After allegedly being gagged and bound in a cabinet inside of the family home, the hospital declared the child brain dead and removed him from life support two days later.
Isauro Aguirre allegedly tortured the boy over an 8-month span because he believed him to be gay. “This wasn’t about drugs. This wasn’t about mental health issues,” Los Angeles County Deputy District Attorney Jonathan Hatami told a jury on Monday. He abused Fernandez, he said, “because he didn’t like him … he believed Gabriel was gay and to him, that was a bad thing … he did it out of hatred of a little boy.”
“The evidence will show that the defendant is nothing more than a bully,” he continued, “He was a security guard who intentionally tortured and abused a helpless and innocent little boy.” The district attorney shared harrowing and gruesome details of what the child endured at the hand’s of his mother Pearl Fernandez’s boyfriend, including starvation, being fed cat feces and his own vomit, and sleeping in closets.
The defendants argue that although Aguirre tortured Gabriel, his intention wasn’t to murder him. “Despite the horrific abuse, Isauro never intended for Gabriel to die,” defense attorney John Allan said. Hatami, however, showed the jury text messages between Aguirre and Pearl that suggest conspiracy and intent.
Paramedic James Cermak was the first witness to be called to the stand. He revealed that when he retrieved the boy’s body from his home, it “limp, lifeless.” He also shed light on the markings found on Fernandez including “strangulation marks around his neck … bite marks, and bruises head-to-toe.”
Four social workers who worked on the case are also facing charges for negligence and falsifying records pertaining to Fernandez’s case. PEOPLE confirmed arrest warrants were issued March 2016 for Stefanie Rodriguez, Patricia Clement, Kevin Bom, and Gregory Merritt.
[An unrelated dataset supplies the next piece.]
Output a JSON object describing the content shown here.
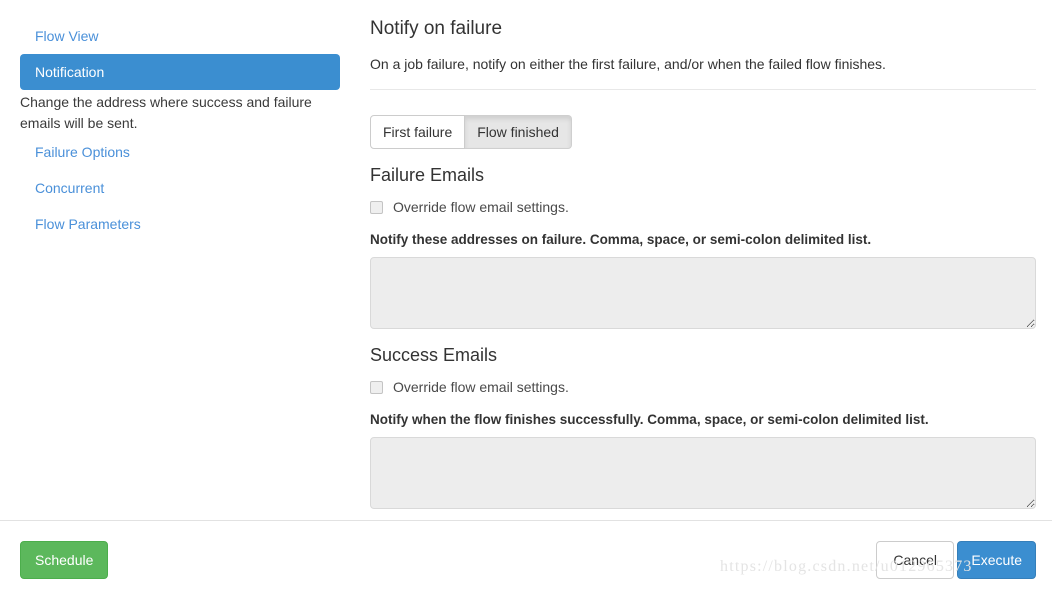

Prosecutors alleged Rodriguez and Clement falsified reports that should have documented the alleged abuse that Gabriel was enduring at home. Supervisors Bom and Merritt “knew or should have known” those reports had been falsified.
“Social workers play a vital role in society. We entrust them to protect our children from harm,” District Attorney Jackie Lacey said in a statement. “When their negligence is so great as to become criminal, young lives are put at risk.”
Aguirre’s trial is set to end in eight weeks. Fernandez’s mother’s case will be tried separately.